--- Stored data ---

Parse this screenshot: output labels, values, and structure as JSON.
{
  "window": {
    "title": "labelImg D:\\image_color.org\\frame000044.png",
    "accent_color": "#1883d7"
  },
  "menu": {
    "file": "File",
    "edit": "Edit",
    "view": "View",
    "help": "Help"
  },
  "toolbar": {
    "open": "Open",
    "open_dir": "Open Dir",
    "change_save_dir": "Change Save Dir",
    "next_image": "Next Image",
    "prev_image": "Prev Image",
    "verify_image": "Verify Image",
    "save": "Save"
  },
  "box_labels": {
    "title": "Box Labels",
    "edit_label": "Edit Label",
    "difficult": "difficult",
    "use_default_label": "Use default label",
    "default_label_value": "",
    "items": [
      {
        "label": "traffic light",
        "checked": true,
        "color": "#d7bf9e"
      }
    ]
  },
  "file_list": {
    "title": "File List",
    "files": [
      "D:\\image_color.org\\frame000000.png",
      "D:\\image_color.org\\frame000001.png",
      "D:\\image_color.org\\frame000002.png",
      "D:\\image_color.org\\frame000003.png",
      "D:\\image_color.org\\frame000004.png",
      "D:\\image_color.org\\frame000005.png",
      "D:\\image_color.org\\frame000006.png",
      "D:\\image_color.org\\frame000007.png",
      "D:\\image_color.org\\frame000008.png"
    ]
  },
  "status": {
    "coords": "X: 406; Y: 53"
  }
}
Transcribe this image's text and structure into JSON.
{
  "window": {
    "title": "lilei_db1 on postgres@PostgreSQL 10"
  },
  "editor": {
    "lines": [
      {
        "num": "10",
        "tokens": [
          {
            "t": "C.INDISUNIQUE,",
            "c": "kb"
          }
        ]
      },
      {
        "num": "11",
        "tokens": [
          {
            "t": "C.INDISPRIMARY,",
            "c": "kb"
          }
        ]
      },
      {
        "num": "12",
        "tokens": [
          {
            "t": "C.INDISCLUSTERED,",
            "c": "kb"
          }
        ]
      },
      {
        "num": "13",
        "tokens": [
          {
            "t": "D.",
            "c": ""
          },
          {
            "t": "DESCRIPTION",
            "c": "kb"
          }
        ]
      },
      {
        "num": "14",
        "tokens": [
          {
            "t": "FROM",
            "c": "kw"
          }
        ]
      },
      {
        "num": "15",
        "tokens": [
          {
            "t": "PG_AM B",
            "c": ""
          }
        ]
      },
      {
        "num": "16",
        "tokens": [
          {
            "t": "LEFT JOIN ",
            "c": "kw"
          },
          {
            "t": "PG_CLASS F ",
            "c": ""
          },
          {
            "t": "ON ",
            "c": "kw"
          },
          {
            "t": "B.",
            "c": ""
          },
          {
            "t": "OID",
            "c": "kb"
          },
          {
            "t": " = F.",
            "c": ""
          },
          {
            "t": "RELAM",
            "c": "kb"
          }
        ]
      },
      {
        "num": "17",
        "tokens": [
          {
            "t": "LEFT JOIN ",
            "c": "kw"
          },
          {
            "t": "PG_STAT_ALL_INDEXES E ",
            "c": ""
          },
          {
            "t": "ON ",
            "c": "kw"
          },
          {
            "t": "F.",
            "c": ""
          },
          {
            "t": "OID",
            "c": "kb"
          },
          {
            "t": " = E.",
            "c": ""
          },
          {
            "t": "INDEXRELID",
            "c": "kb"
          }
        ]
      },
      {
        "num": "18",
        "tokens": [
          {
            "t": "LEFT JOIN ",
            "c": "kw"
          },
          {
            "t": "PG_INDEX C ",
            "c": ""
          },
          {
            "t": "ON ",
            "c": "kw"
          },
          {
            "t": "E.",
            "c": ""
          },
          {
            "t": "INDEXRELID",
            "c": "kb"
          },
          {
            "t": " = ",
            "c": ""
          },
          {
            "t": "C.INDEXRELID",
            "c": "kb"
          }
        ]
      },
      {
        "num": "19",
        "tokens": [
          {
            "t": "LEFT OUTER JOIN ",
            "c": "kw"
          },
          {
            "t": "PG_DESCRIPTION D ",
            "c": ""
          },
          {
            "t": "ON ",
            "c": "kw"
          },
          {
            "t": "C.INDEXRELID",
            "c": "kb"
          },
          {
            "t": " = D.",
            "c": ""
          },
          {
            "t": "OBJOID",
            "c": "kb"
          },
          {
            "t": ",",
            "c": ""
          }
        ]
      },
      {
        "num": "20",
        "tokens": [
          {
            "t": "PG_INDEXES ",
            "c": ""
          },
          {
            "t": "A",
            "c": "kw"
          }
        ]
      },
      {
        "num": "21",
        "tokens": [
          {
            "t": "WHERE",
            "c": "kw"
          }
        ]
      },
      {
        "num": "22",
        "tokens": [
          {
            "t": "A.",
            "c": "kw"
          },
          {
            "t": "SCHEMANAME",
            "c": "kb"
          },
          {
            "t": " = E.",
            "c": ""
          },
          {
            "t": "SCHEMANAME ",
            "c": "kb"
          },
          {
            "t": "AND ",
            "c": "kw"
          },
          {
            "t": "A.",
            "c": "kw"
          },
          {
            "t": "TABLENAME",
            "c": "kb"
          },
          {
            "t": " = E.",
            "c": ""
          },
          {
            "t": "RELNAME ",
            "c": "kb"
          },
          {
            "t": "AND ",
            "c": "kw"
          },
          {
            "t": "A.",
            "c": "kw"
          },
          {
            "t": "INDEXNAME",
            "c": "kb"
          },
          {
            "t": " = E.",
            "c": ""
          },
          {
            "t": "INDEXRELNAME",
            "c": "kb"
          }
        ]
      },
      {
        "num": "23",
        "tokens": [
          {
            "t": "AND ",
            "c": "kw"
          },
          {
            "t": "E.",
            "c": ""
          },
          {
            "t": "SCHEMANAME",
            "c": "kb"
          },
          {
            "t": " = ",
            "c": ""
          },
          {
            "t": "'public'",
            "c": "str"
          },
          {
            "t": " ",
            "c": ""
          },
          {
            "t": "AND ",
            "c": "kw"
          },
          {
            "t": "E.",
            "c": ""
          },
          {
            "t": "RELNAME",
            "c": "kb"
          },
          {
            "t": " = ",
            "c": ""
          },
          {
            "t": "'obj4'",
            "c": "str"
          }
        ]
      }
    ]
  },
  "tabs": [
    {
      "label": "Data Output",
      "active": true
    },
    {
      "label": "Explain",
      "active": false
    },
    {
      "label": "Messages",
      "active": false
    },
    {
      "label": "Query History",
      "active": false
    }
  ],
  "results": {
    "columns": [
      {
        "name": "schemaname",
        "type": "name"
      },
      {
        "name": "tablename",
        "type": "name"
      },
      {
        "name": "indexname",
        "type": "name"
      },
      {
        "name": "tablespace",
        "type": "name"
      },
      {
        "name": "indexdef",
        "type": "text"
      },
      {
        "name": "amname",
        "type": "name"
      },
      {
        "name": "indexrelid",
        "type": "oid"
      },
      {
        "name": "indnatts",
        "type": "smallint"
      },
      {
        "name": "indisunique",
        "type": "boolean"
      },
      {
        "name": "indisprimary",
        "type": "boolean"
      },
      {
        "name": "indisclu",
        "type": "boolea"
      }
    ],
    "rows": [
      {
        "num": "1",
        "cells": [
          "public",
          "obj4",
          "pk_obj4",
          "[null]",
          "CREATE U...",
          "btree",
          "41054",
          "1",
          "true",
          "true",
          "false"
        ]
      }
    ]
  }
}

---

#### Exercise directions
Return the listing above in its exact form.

#### Solved problem
Parse this screenshot: output labels, values, and structure as JSON.
{
  "window": {
    "title": "labelImg D:\\image_color.org\\frame000044.png",
    "accent_color": "#1883d7"
  },
  "menu": {
    "file": "File",
    "edit": "Edit",
    "view": "View",
    "help": "Help"
  },
  "toolbar": {
    "open": "Open",
    "open_dir": "Open Dir",
    "change_save_dir": "Change Save Dir",
    "next_image": "Next Image",
    "prev_image": "Prev Image",
    "verify_image": "Verify Image",
    "save": "Save"
  },
  "box_labels": {
    "title": "Box Labels",
    "edit_label": "Edit Label",
    "difficult": "difficult",
    "use_default_label": "Use default label",
    "default_label_value": "",
    "items": [
      {
        "label": "traffic light",
        "checked": true,
        "color": "#d7bf9e"
      }
    ]
  },
  "file_list": {
    "title": "File List",
    "files": [
      "D:\\image_color.org\\frame000000.png",
      "D:\\image_color.org\\frame000001.png",
      "D:\\image_color.org\\frame000002.png",
      "D:\\image_color.org\\frame000003.png",
      "D:\\image_color.org\\frame000004.png",
      "D:\\image_color.org\\frame000005.png",
      "D:\\image_color.org\\frame000006.png",
      "D:\\image_color.org\\frame000007.png",
      "D:\\image_color.org\\frame000008.png"
    ]
  },
  "status": {
    "coords": "X: 406; Y: 53"
  }
}
Transcribe this image's text and structure into JSON.
{
  "window": {
    "title": "lilei_db1 on postgres@PostgreSQL 10"
  },
  "editor": {
    "lines": [
      {
        "num": "10",
        "tokens": [
          {
            "t": "C.INDISUNIQUE,",
            "c": "kb"
          }
        ]
      },
      {
        "num": "11",
        "tokens": [
          {
            "t": "C.INDISPRIMARY,",
            "c": "kb"
          }
        ]
      },
      {
        "num": "12",
        "tokens": [
          {
            "t": "C.INDISCLUSTERED,",
            "c": "kb"
          }
        ]
      },
      {
        "num": "13",
        "tokens": [
          {
            "t": "D.",
            "c": ""
          },
          {
            "t": "DESCRIPTION",
            "c": "kb"
          }
        ]
      },
      {
        "num": "14",
        "tokens": [
          {
            "t": "FROM",
            "c": "kw"
          }
        ]
      },
      {
        "num": "15",
        "tokens": [
          {
            "t": "PG_AM B",
            "c": ""
          }
        ]
      },
      {
        "num": "16",
        "tokens": [
          {
            "t": "LEFT JOIN ",
            "c": "kw"
          },
          {
            "t": "PG_CLASS F ",
            "c": ""
          },
          {
            "t": "ON ",
            "c": "kw"
          },
          {
            "t": "B.",
            "c": ""
          },
          {
            "t": "OID",
            "c": "kb"
          },
          {
            "t": " = F.",
            "c": ""
          },
          {
            "t": "RELAM",
            "c": "kb"
          }
        ]
      },
      {
        "num": "17",
        "tokens": [
          {
            "t": "LEFT JOIN ",
            "c": "kw"
          },
          {
            "t": "PG_STAT_ALL_INDEXES E ",
            "c": ""
          },
          {
            "t": "ON ",
            "c": "kw"
          },
          {
            "t": "F.",
            "c": ""
          },
          {
            "t": "OID",
            "c": "kb"
          },
          {
            "t": " = E.",
            "c": ""
          },
          {
            "t": "INDEXRELID",
            "c": "kb"
          }
        ]
      },
      {
        "num": "18",
        "tokens": [
          {
            "t": "LEFT JOIN ",
            "c": "kw"
          },
          {
            "t": "PG_INDEX C ",
            "c": ""
          },
          {
            "t": "ON ",
            "c": "kw"
          },
          {
            "t": "E.",
            "c": ""
          },
          {
            "t": "INDEXRELID",
            "c": "kb"
          },
          {
            "t": " = ",
            "c": ""
          },
          {
            "t": "C.INDEXRELID",
            "c": "kb"
          }
        ]
      },
      {
        "num": "19",
        "tokens": [
          {
            "t": "LEFT OUTER JOIN ",
            "c": "kw"
          },
          {
            "t": "PG_DESCRIPTION D ",
            "c": ""
          },
          {
            "t": "ON ",
            "c": "kw"
          },
          {
            "t": "C.INDEXRELID",
            "c": "kb"
          },
          {
            "t": " = D.",
            "c": ""
          },
          {
            "t": "OBJOID",
            "c": "kb"
          },
          {
            "t": ",",
            "c": ""
          }
        ]
      },
      {
        "num": "20",
        "tokens": [
          {
            "t": "PG_INDEXES ",
            "c": ""
          },
          {
            "t": "A",
            "c": "kw"
          }
        ]
      },
      {
        "num": "21",
        "tokens": [
          {
            "t": "WHERE",
            "c": "kw"
          }
        ]
      },
      {
        "num": "22",
        "tokens": [
          {
            "t": "A.",
            "c": "kw"
          },
          {
            "t": "SCHEMANAME",
            "c": "kb"
          },
          {
            "t": " = E.",
            "c": ""
          },
          {
            "t": "SCHEMANAME ",
            "c": "kb"
          },
          {
            "t": "AND ",
            "c": "kw"
          },
          {
            "t": "A.",
            "c": "kw"
          },
          {
            "t": "TABLENAME",
            "c": "kb"
          },
          {
            "t": " = E.",
            "c": ""
          },
          {
            "t": "RELNAME ",
            "c": "kb"
          },
          {
            "t": "AND ",
            "c": "kw"
          },
          {
            "t": "A.",
            "c": "kw"
          },
          {
            "t": "INDEXNAME",
            "c": "kb"
          },
          {
            "t": " = E.",
            "c": ""
          },
          {
            "t": "INDEXRELNAME",
            "c": "kb"
          }
        ]
      },
      {
        "num": "23",
        "tokens": [
          {
            "t": "AND ",
            "c": "kw"
          },
          {
            "t": "E.",
            "c": ""
          },
          {
            "t": "SCHEMANAME",
            "c": "kb"
          },
          {
            "t": " = ",
            "c": ""
          },
          {
            "t": "'public'",
            "c": "str"
          },
          {
            "t": " ",
            "c": ""
          },
          {
            "t": "AND ",
            "c": "kw"
          },
          {
            "t": "E.",
            "c": ""
          },
          {
            "t": "RELNAME",
            "c": "kb"
          },
          {
            "t": " = ",
            "c": ""
          },
          {
            "t": "'obj4'",
            "c": "str"
          }
        ]
      }
    ]
  },
  "tabs": [
    {
      "label": "Data Output",
      "active": true
    },
    {
      "label": "Explain",
      "active": false
    },
    {
      "label": "Messages",
      "active": false
    },
    {
      "label": "Query History",
      "active": false
    }
  ],
  "results": {
    "columns": [
      {
        "name": "schemaname",
        "type": "name"
      },
      {
        "name": "tablename",
        "type": "name"
      },
      {
        "name": "indexname",
        "type": "name"
      },
      {
        "name": "tablespace",
        "type": "name"
      },
      {
        "name": "indexdef",
        "type": "text"
      },
      {
        "name": "amname",
        "type": "name"
      },
      {
        "name": "indexrelid",
        "type": "oid"
      },
      {
        "name": "indnatts",
        "type": "smallint"
      },
      {
        "name": "indisunique",
        "type": "boolean"
      },
      {
        "name": "indisprimary",
        "type": "boolean"
      },
      {
        "name": "indisclu",
        "type": "boolea"
      }
    ],
    "rows": [
      {
        "num": "1",
        "cells": [
          "public",
          "obj4",
          "pk_obj4",
          "[null]",
          "CREATE U...",
          "btree",
          "41054",
          "1",
          "true",
          "true",
          "false"
        ]
      }
    ]
  }
}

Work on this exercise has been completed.